* **Task directions**
Reproduce all of the data exactly as written.

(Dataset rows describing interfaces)
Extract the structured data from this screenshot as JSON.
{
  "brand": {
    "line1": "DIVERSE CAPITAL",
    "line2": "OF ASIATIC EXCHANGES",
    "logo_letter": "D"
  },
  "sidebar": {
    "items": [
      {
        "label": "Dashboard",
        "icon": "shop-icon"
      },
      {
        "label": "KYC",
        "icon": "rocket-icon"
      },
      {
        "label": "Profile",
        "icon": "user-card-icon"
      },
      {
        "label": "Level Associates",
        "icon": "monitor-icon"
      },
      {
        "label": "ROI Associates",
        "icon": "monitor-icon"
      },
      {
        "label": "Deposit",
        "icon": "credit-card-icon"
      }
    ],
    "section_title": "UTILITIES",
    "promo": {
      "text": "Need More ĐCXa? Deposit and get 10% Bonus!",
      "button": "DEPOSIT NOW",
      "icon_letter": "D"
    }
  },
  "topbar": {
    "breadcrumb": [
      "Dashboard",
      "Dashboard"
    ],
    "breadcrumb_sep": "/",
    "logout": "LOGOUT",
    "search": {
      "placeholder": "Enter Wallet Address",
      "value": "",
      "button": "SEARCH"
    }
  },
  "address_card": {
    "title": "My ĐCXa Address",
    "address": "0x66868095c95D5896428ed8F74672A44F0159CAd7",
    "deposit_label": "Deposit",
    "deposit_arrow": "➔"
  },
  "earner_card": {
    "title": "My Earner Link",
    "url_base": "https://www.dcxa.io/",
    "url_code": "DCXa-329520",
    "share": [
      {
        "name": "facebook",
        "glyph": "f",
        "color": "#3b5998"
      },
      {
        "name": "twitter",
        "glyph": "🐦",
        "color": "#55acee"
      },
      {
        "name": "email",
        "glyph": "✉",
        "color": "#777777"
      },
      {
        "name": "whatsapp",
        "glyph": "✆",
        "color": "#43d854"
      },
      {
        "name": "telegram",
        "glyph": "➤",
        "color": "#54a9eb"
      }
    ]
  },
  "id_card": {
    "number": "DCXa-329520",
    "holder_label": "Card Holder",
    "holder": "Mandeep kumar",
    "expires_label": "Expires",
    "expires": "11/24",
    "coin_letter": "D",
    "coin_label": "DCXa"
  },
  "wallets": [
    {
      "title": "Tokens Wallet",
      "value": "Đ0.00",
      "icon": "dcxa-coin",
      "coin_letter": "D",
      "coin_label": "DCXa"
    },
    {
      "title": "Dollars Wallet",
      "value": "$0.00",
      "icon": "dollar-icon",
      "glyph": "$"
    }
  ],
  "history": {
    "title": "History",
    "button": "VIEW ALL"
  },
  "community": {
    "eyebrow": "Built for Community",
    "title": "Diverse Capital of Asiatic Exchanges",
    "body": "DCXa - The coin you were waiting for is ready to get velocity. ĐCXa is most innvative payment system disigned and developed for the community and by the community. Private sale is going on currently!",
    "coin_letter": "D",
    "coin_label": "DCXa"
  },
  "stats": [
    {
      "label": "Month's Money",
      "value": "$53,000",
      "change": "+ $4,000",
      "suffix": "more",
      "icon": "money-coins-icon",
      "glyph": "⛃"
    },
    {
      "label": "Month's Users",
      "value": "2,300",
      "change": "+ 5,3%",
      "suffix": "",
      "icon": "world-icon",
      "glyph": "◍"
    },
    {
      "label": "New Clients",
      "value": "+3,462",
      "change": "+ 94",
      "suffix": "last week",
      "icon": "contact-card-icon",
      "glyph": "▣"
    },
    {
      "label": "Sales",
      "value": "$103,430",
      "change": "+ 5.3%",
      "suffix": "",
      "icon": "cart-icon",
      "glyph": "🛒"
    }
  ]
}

* **Answer space**
Extract the structured data from this screenshot as JSON.
{
  "brand": {
    "line1": "DIVERSE CAPITAL",
    "line2": "OF ASIATIC EXCHANGES",
    "logo_letter": "D"
  },
  "sidebar": {
    "items": [
      {
        "label": "Dashboard",
        "icon": "shop-icon"
      },
      {
        "label": "KYC",
        "icon": "rocket-icon"
      },
      {
        "label": "Profile",
        "icon": "user-card-icon"
      },
      {
        "label": "Level Associates",
        "icon": "monitor-icon"
      },
      {
        "label": "ROI Associates",
        "icon": "monitor-icon"
      },
      {
        "label": "Deposit",
        "icon": "credit-card-icon"
      }
    ],
    "section_title": "UTILITIES",
    "promo": {
      "text": "Need More ĐCXa? Deposit and get 10% Bonus!",
      "button": "DEPOSIT NOW",
      "icon_letter": "D"
    }
  },
  "topbar": {
    "breadcrumb": [
      "Dashboard",
      "Dashboard"
    ],
    "breadcrumb_sep": "/",
    "logout": "LOGOUT",
    "search": {
      "placeholder": "Enter Wallet Address",
      "value": "",
      "button": "SEARCH"
    }
  },
  "address_card": {
    "title": "My ĐCXa Address",
    "address": "0x66868095c95D5896428ed8F74672A44F0159CAd7",
    "deposit_label": "Deposit",
    "deposit_arrow": "➔"
  },
  "earner_card": {
    "title": "My Earner Link",
    "url_base": "https://www.dcxa.io/",
    "url_code": "DCXa-329520",
    "share": [
      {
        "name": "facebook",
        "glyph": "f",
        "color": "#3b5998"
      },
      {
        "name": "twitter",
        "glyph": "🐦",
        "color": "#55acee"
      },
      {
        "name": "email",
        "glyph": "✉",
        "color": "#777777"
      },
      {
        "name": "whatsapp",
        "glyph": "✆",
        "color": "#43d854"
      },
      {
        "name": "telegram",
        "glyph": "➤",
        "color": "#54a9eb"
      }
    ]
  },
  "id_card": {
    "number": "DCXa-329520",
    "holder_label": "Card Holder",
    "holder": "Mandeep kumar",
    "expires_label": "Expires",
    "expires": "11/24",
    "coin_letter": "D",
    "coin_label": "DCXa"
  },
  "wallets": [
    {
      "title": "Tokens Wallet",
      "value": "Đ0.00",
      "icon": "dcxa-coin",
      "coin_letter": "D",
      "coin_label": "DCXa"
    },
    {
      "title": "Dollars Wallet",
      "value": "$0.00",
      "icon": "dollar-icon",
      "glyph": "$"
    }
  ],
  "history": {
    "title": "History",
    "button": "VIEW ALL"
  },
  "community": {
    "eyebrow": "Built for Community",
    "title": "Diverse Capital of Asiatic Exchanges",
    "body": "DCXa - The coin you were waiting for is ready to get velocity. ĐCXa is most innvative payment system disigned and developed for the community and by the community. Private sale is going on currently!",
    "coin_letter": "D",
    "coin_label": "DCXa"
  },
  "stats": [
    {
      "label": "Month's Money",
      "value": "$53,000",
      "change": "+ $4,000",
      "suffix": "more",
      "icon": "money-coins-icon",
      "glyph": "⛃"
    },
    {
      "label": "Month's Users",
      "value": "2,300",
      "change": "+ 5,3%",
      "suffix": "",
      "icon": "world-icon",
      "glyph": "◍"
    },
    {
      "label": "New Clients",
      "value": "+3,462",
      "change": "+ 94",
      "suffix": "last week",
      "icon": "contact-card-icon",
      "glyph": "▣"
    },
    {
      "label": "Sales",
      "value": "$103,430",
      "change": "+ 5.3%",
      "suffix": "",
      "icon": "cart-icon",
      "glyph": "🛒"
    }
  ]
}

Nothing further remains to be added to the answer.